### WORK TO COMPLETE
Check each line of the listing below for the string "icon", then give only the number of lines where it occurs.

═════ EXERCISE INPUT

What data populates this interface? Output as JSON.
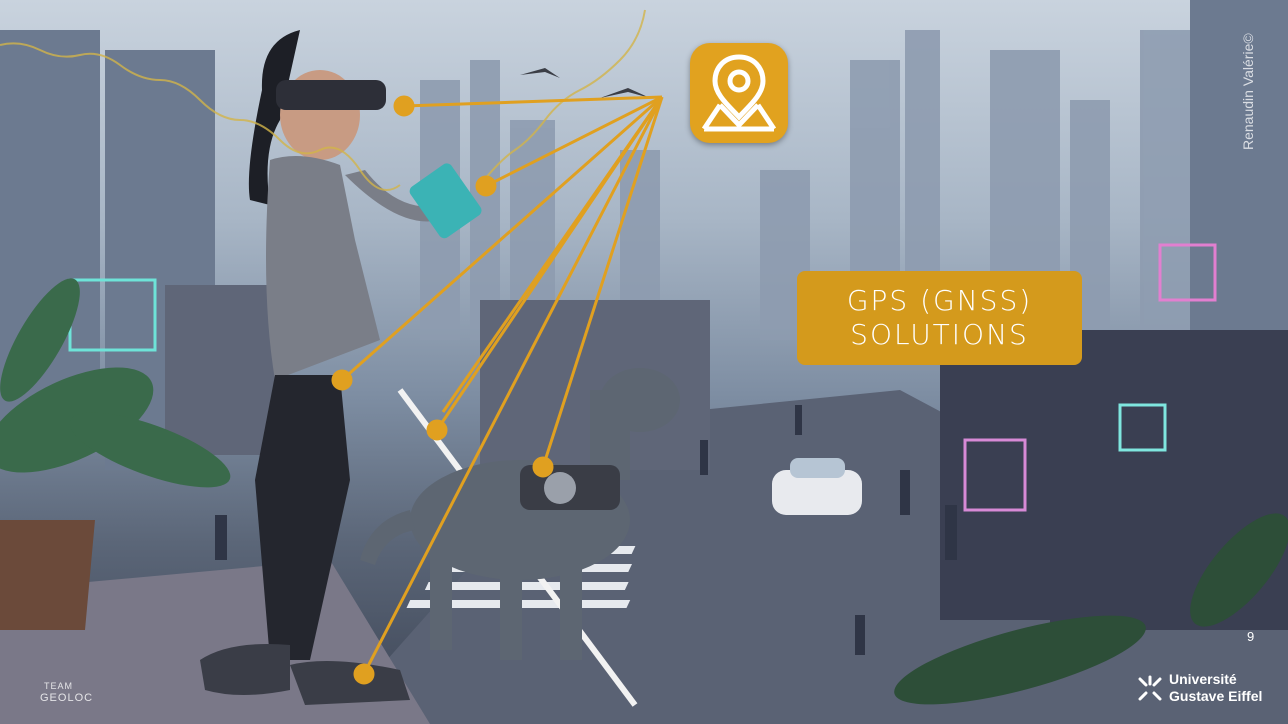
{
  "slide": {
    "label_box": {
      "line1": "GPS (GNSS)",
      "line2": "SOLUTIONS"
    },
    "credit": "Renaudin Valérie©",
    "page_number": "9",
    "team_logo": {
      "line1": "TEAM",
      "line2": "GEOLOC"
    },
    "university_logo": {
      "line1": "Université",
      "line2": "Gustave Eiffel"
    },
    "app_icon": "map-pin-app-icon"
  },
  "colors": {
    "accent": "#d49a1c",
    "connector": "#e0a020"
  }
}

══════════
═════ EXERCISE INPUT

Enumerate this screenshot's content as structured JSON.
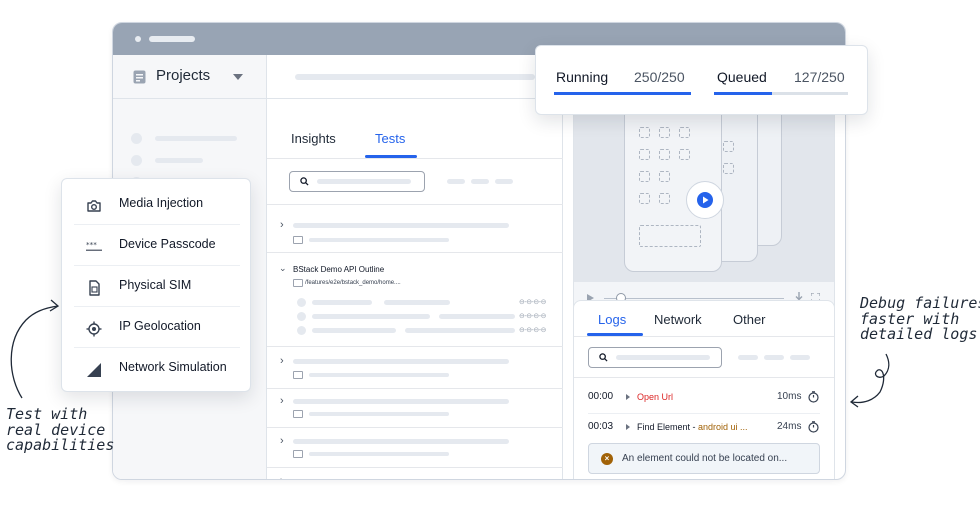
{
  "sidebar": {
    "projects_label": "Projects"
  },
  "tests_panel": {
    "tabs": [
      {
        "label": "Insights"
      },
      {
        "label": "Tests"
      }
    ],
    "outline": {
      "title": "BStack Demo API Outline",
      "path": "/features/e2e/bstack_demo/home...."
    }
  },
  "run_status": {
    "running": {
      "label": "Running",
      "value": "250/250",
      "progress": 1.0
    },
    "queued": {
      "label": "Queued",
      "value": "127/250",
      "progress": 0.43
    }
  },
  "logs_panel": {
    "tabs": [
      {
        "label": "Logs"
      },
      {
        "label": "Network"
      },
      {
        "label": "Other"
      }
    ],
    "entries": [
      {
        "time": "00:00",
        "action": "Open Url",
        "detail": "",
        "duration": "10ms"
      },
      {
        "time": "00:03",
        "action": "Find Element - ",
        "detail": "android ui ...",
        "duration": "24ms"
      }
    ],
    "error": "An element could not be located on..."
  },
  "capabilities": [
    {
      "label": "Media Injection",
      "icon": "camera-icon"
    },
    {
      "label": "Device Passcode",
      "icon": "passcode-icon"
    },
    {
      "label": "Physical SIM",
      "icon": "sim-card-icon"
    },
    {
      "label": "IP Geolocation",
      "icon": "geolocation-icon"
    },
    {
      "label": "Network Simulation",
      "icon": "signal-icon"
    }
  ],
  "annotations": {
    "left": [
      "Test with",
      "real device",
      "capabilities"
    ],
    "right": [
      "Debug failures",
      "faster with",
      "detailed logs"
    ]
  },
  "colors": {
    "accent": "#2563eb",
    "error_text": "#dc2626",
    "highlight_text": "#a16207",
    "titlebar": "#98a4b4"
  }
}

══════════

### ANSWER TO THE EXERCISE
6